As a coach working with businesspeople to make changes, grow, balance their lives and achieve goals, my foundational principle is accountability. I teach class series’; I coach one-on-one and in groups; and you can ask any of the people I work with about what is indispensable to reaching one’s goals and they will tell you – accountability. Accountability is ownership. It is a way of looking at challenges and asking, “what is my part in this?” “How can I change this?. It is a mindset, a place we come from, a place to start, and something that is underneath all of our actions. Because whether we act like it or not, whether recognize it or not, whether we admit it or not, we are in the end, accountable. Recognizing this offers true power. Once you know you have that power, you are truly on your way.
When we are accountable, we say things like “I see where my actions led to this result;” “I am going to take a look at what I did here and fix it for next time;” “I wonder what I can change to get what I am after in the future?”
We don’t beat ourselves up. We observe our behavior and if it doesn’t work, we change it. I describe accountability as running a spectrum from truly accountable (don’t worry; you can never achieve that fully – the goal is just move in that direction) to victimhood – victim to all of the circumstances around you. This sounds like “I have no power; I have no control; they made it happen; I had no choice.” When you are close to the victim end of the spectrum, you point at all the things which are, and which you believe to be, outside your control. (The truth is we have more control than we think we do.) At the victim end, we tell “stories” about the circumstances and use them as excuses.
Victim ——————————————————————————– Accountable
Recently, the question arose – if I miss a deadline and I tell you why that is, am I making an excuse? In other words, is it always true that my mentioning a circumstance outside myself is making an excuse and taking a non-accountable position?
Being accountable means realizing you have the power to make change. Imagine on March 1, your boss asks you to finish a project by March 15. On March 14, you are working away, on schedule and her boss comes in and asks you to do a different task right now. You do what the more senior manager asks and as a result, you do not get the March 15 project done on time. That is the truth. That is what happened. You aren’t making it up. So when your boss asks you where the project is on March 15, what is the accountable response?
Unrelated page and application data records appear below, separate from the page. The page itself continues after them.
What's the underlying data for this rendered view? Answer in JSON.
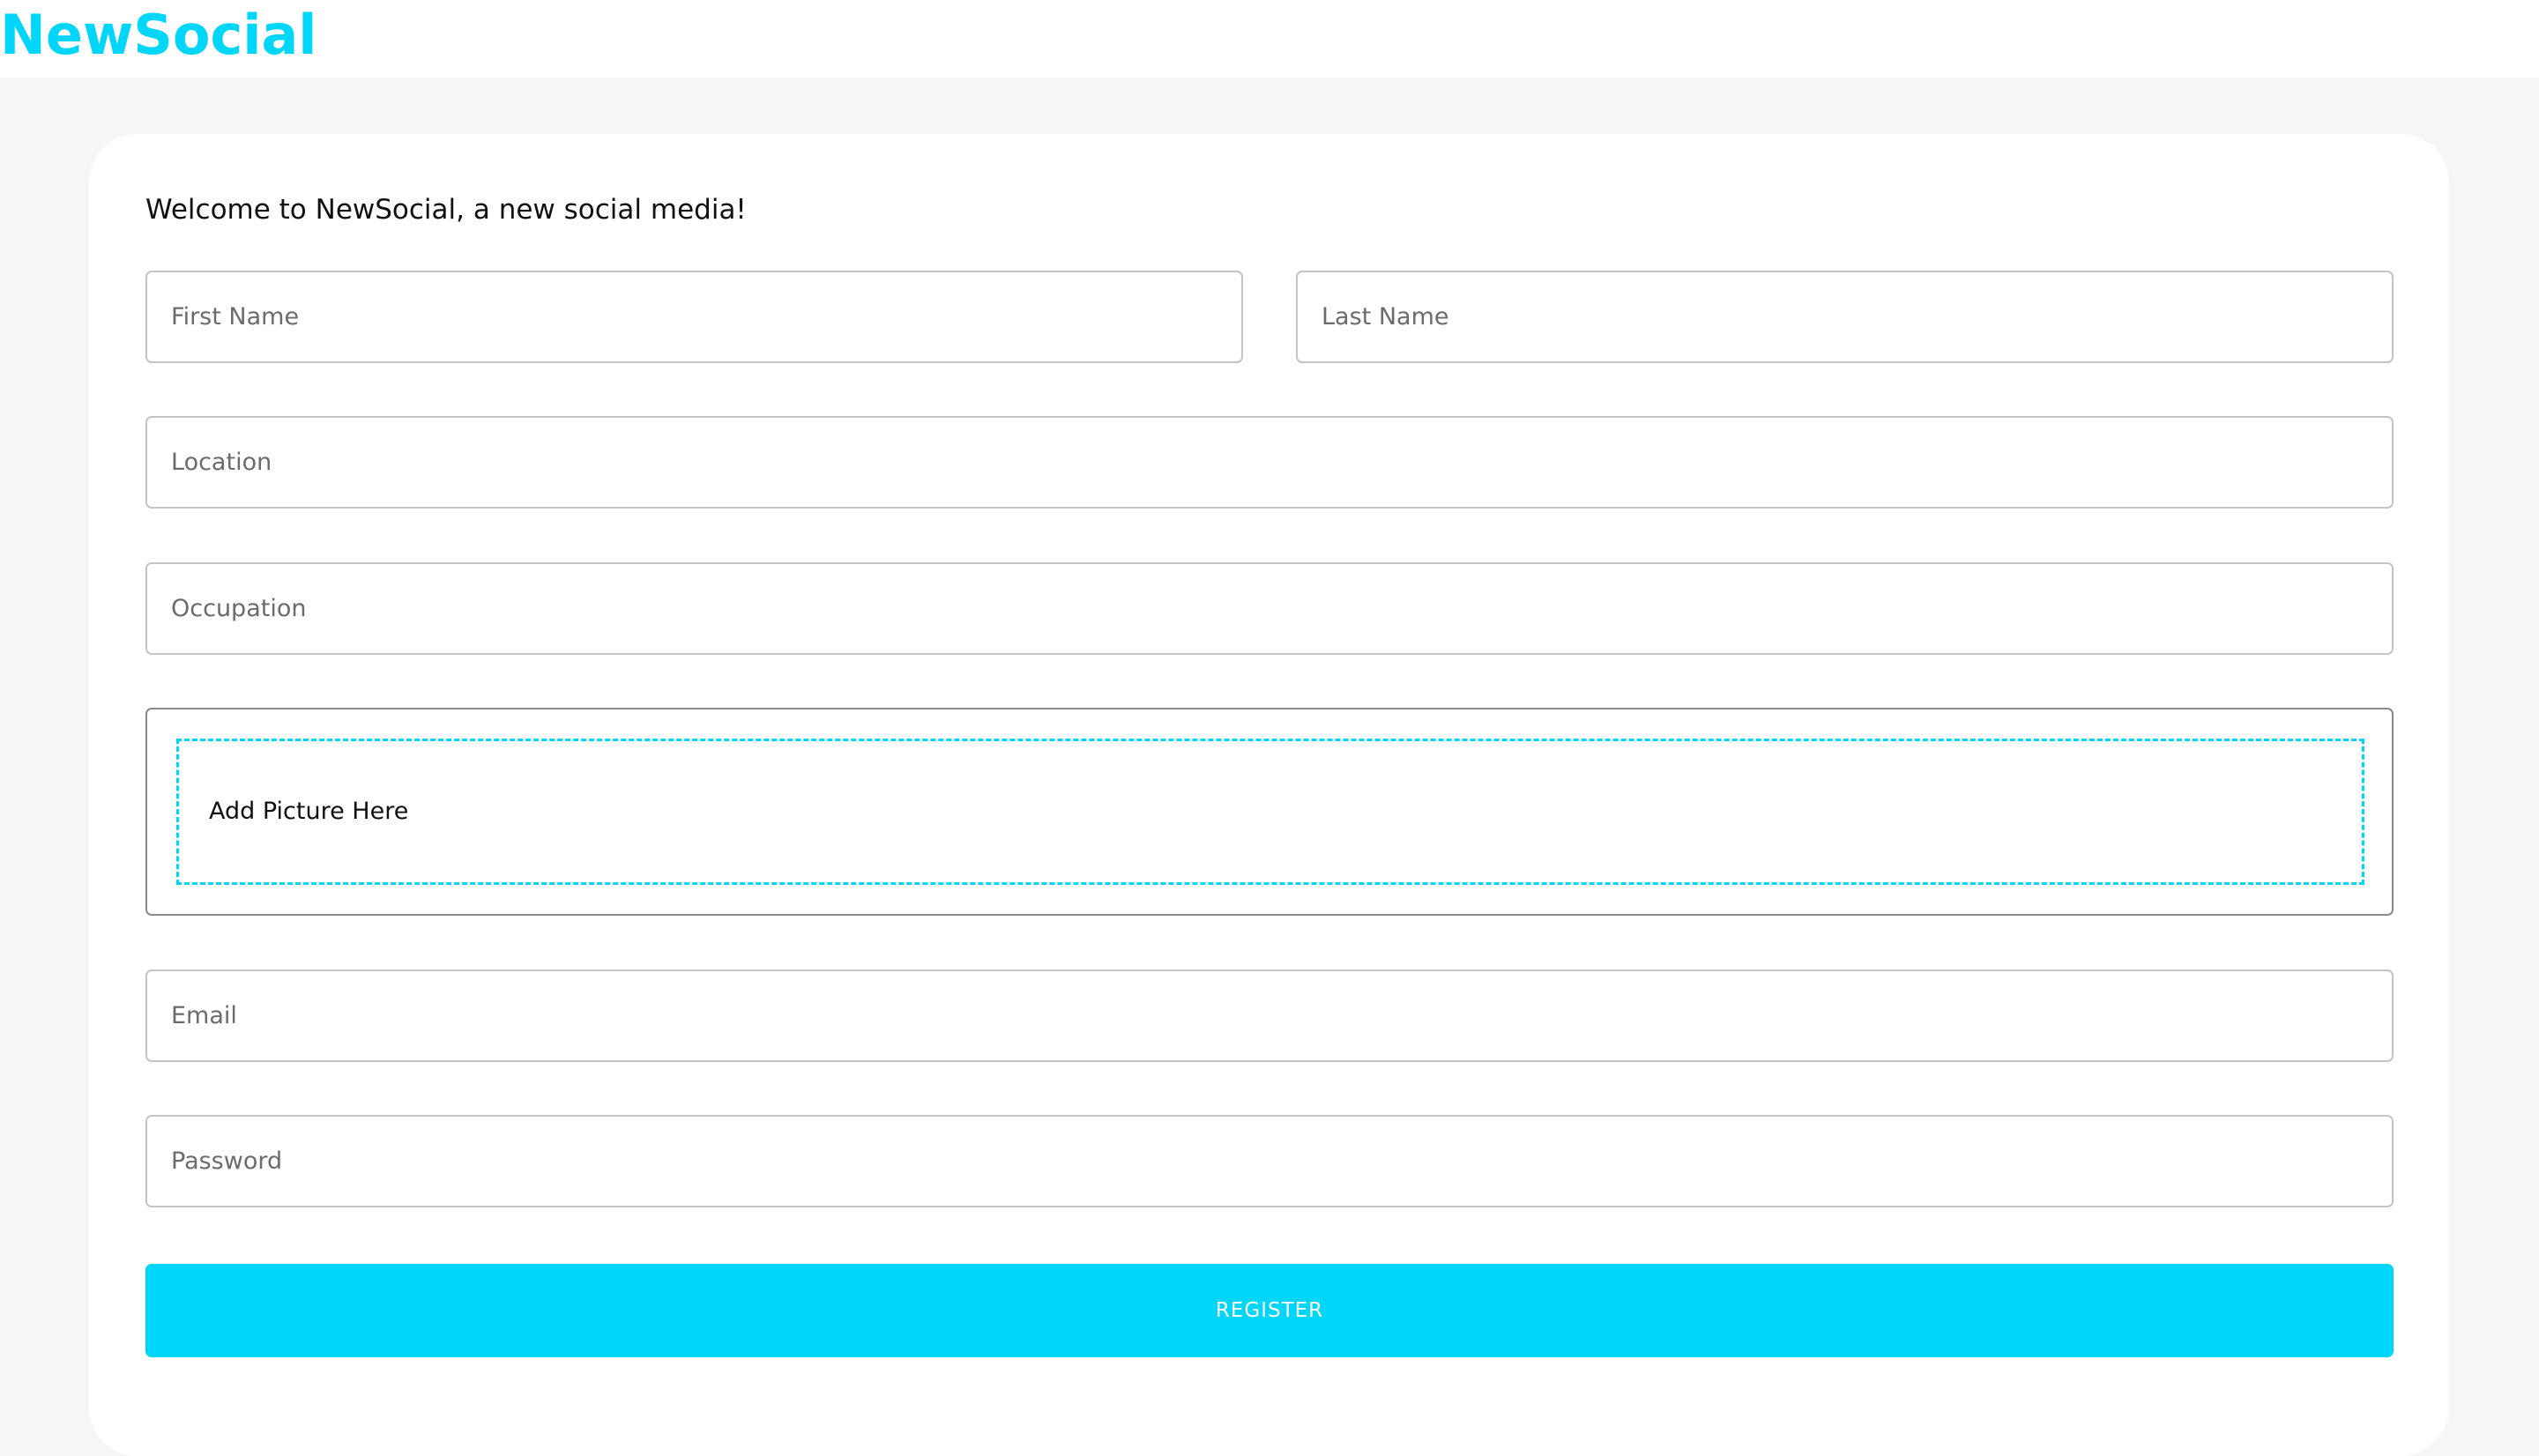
{
  "brand": {
    "name": "NewSocial",
    "color": "#00d5fa"
  },
  "form": {
    "welcome": "Welcome to NewSocial, a new social media!",
    "first_name": {
      "placeholder": "First Name",
      "value": ""
    },
    "last_name": {
      "placeholder": "Last Name",
      "value": ""
    },
    "location": {
      "placeholder": "Location",
      "value": ""
    },
    "occupation": {
      "placeholder": "Occupation",
      "value": ""
    },
    "picture": {
      "label": "Add Picture Here"
    },
    "email": {
      "placeholder": "Email",
      "value": ""
    },
    "password": {
      "placeholder": "Password",
      "value": ""
    },
    "register_label": "REGISTER"
  },
  "colors": {
    "accent": "#00d5fa",
    "page_background": "#f6f6f6",
    "card_background": "#ffffff"
  }
}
Better than thinking about the words to use might be to ask what it means to be accountable? The goal is to demonstrate your ownership – to her and to yourself. The goal is to assess what went wrong, learn from it and make changes in the future so both you and your boss know that this won’t happen again. “But wait,” you say, “I have no control over whether this happens again.” And here is where excuse vs. accountable comes in.
As a rule, you can assume you have little to no control over the circumstances. But (and this is why I say we have more control than we think we do) you have complete control over your response to the circumstances.
“We are responsible for actions performed in response to circumstances for which we are not responsible.” –Allan Massie
So when the more senior boss comes into your office on March 14 and asks you to do something right now, you have no control over that. What can you control? Saying yes or no; going to your boss and letting her know; working through dinner (or not). You also have control to learn from this and make changes in the future: to get started earlier on projects that are due in two weeks; to learn to manage your time better; to learn how to prioritize more effectively; to have a conversation with all your supervisors about the way that work is assigned and come to some better agreements. The possibilities truly are unlimited. But if you do not see that you have choices, all you can see is “I was going to be done on time when she came in on March 14 and I had no choice but to do her work and not get fired.”
So here is my answer to the question “is mentioning the circumstances making an excuse?”
It could be an excuse if you tell your boss:
• I had no choice but to do the work for her when she came in at the last minute;
• It’s not my fault;
• I would have been done on time;
• She is so unreasonable;
• I have too much to do;
• What do they want from me?
Or it could be accountable if you say to your boss:
• I chose to do what she asked;
• In the future, I’ll come to you in this circumstance and ask you what you want me to do;
• I will also start on long-range projects earlier so I am not working to the last minute and if things come up I can better handle them;
• Do you have suggestions for me handling this better next time?
In the end it is an excuse if you point to the circumstance and say you had no choice, you see no choice and you would have to do the same thing again in the future. It is not an excuse if you mention the circumstance in order to learn about your reaction to it in order to change your reaction in the future. Talking about circumstances in order to improve your future response to them is accountability.